Me discussing youth kicking butt wouldn’t be right if I didn’t give props to adults who are actively allying with young people to get the good work done. I want to start by giving mad respect to the Perrin Family Foundation in Connecticut. For more than a few years now they’ve been focused on providing real dollars to youth voice programs across their state that are doing cool, cool things. Check out their strategy at http://www.perrinfamilyfoundation.org/strategy.html. They’ve also been blogging about it, and getting the word out is a significant part of the work. I really like their blog, which is at http://perrinfamilyfoundation.blogspot.com/. (You may have read my recent blog, Foundations Fail Youth By Design. Perrin is completely not included in this analysis.)
I’d be remiss if I didn’t mention the King County Youth Engagement Practitioners Cadre. Funded by the Seattle Youth Engagement Zone, I’m partnering with a coalition in Seattle called SOAR to facilitate this learning community for 22 youth engagement experts from across the county. We’re working together to share what we know, figure out what we don’t, and shore up the capability of King County to support substantive youth leadership work far into the future. It rawks.
Worth mentioning, too, is Jessica Taft’s book, Rebel Girls: Youth Activism and Social Change Across the Americas. Although it came out in 2010, it really impacted their field in 2011. It tells the powerful story of young women, uniquely positioned agents of social change.
IMPORTANT NOTE: There are literally THOUSANDS of butt-kicking examples of young people changing the world right now all across the country, not to mention the MILLIONS of youth around the world who are doing it. AND IT IS WORKING! This is only a small survey of what I remembered quickly and off the top of my head. Please respond and tell me what I have missed!

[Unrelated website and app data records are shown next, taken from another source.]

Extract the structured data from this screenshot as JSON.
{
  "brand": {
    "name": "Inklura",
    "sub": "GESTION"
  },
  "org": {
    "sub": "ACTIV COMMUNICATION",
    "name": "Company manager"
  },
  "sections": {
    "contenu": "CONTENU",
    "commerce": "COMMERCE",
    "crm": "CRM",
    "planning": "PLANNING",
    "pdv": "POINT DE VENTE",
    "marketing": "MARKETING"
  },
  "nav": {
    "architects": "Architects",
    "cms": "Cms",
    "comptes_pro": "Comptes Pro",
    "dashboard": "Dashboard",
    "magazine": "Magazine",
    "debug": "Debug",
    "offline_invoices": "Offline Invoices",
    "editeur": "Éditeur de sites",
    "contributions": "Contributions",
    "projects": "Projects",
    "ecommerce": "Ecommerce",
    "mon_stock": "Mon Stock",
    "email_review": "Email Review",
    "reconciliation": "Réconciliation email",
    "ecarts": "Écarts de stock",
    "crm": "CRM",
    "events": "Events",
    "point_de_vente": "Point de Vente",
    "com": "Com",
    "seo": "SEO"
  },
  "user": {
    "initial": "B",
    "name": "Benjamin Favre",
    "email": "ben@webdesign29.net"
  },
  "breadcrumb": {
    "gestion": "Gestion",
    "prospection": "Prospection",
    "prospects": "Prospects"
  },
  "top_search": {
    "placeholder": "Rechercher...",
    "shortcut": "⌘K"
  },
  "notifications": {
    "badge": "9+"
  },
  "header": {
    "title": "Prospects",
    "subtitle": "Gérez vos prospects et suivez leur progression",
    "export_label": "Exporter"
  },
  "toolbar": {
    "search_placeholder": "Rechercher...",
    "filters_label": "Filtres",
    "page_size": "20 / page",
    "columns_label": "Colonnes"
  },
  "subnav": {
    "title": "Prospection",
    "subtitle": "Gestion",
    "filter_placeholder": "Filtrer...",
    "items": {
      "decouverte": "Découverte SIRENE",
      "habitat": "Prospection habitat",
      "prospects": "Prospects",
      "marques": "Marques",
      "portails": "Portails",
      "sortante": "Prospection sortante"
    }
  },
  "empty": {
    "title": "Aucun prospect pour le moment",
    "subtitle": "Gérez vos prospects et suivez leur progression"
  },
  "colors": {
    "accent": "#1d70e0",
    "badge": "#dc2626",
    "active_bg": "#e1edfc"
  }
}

Props to all young people of color and low-income youth struggling for leadership, power, and justice across the United States and around the world. I stand with you. Much love to the adult allies who support them. I have great respect for every young person who is deeply committed to changing the world, no matter what their background is. Everyone can be engaged, and that is right. Adults working in partnership with these young people, please keep doing what you do. Finally, here’s a reminder to anyone who has read this far: Get engaged in yourself, first, and seek to engage other people after that. Never the reverse. Learn more.
CommonAction is available to train, coach, speak, and write about this topic across the US and Canada. Contact Adam to learn about the possibilities by emailing firstname.lastname@example.org or calling (360) 489-9680.